UPDATE: The album has been removed from Bandcamp. Here are details.
This past week I’ve been posted up at the ArcLight Hollywood to present a few screenings of my film DOSA HUNT, for the Indian Film Festival of Los Angeles. The press corp here is from the world over, and don’t know much about the film’s stars (yr brown boys from Vampire Weekend, Das Racist, Neon Indian, Yeasayer, Vijay Iyer Trio, and this very website), so I’ve been answering a lot of questions about our work and its relationship to the broader music culture, with this frequent follow-up: From an Indian/crossover standpoint, who represents what’s “next” in music? Now, it’s been some the time since Jai released his revelatory “BTSTU,” and then its alternate-dimension R&B followup “Jasmine” (during which time artists like Gold Panda, SBTRKT, the Weeknd, Miguel, etc. have flowed in that vein, making bold statements laced with wisps and echoes of Jai’s aesthetic). But he’s still my go-to answer in moments like these, as he has been since 2007. So about 10 times this week I’ve said something to the effect of “Look out for Jai Paul, he’s what’s next, though he has been for five years and it’s possible we’ll never actually hear his album because he’s holed up in some studio outside LDN being a smoked-out perfectionist denying the world by overthinking his opus.”
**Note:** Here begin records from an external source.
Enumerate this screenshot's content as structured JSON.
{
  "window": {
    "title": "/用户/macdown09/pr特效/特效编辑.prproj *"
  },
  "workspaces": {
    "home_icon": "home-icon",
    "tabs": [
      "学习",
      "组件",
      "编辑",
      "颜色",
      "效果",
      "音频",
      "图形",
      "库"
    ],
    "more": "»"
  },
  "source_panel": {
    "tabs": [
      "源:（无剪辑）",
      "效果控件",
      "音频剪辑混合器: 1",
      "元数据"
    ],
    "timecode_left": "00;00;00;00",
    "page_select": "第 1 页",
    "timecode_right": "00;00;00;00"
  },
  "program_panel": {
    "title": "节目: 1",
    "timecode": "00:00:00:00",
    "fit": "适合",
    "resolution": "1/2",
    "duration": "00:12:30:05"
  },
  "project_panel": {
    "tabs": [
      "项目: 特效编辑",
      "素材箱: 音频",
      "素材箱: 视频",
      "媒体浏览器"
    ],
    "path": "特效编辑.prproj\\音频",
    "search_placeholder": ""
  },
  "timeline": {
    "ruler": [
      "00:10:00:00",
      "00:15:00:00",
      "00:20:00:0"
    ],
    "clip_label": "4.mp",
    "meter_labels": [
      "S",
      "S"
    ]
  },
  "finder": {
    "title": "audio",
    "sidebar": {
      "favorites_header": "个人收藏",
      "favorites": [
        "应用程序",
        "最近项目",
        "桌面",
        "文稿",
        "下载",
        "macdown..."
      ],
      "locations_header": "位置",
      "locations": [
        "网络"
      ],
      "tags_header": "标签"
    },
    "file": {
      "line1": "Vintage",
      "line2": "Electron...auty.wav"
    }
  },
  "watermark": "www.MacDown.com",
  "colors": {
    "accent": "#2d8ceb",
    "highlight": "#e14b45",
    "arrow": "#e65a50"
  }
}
Well shit, you crazy for this one, Jai: Below, RIGHT NOW, get a full-on listen of the entire self-titled Jai Paul debut LP. It’s a collection of 16 untitled tracks, though an official tracklist is likely to drop at some point given that we know at least three of these songs’ names already: #9 is “Jasmine,” #16 is “BTSTU,” and #7 is a cover of Jennifer Page’s “Crush.” Jai’s pulling from far more than South Asia with this sambar, but Track 2 is everything: A 115BPM tabla-dholak-and-ghungroo backbeat sourced into sidechain compression, flanged-out guitars, intergalactic bleeps, Hindi filmic singing, a sax line, and a Punjabi “Hoi!” for good measure. Which is to say nothing of his voice outside the production booth, as an actual human, which is inventively processed and meticulously harmonized and also the sex. This is incredible music. And for the Indian press corps: Welcome.
Stream here, download at Bandcamp, celebrate. As the wait for this record would suggest, there’s a lot to unpack.
Richard Russell and XL have been the ones on Jai since early on, though there’s no clear indication as to where they stand in relation to this unexpected Bandcamp drop-off. We’ll update when we know more, and with the tracklist, etc.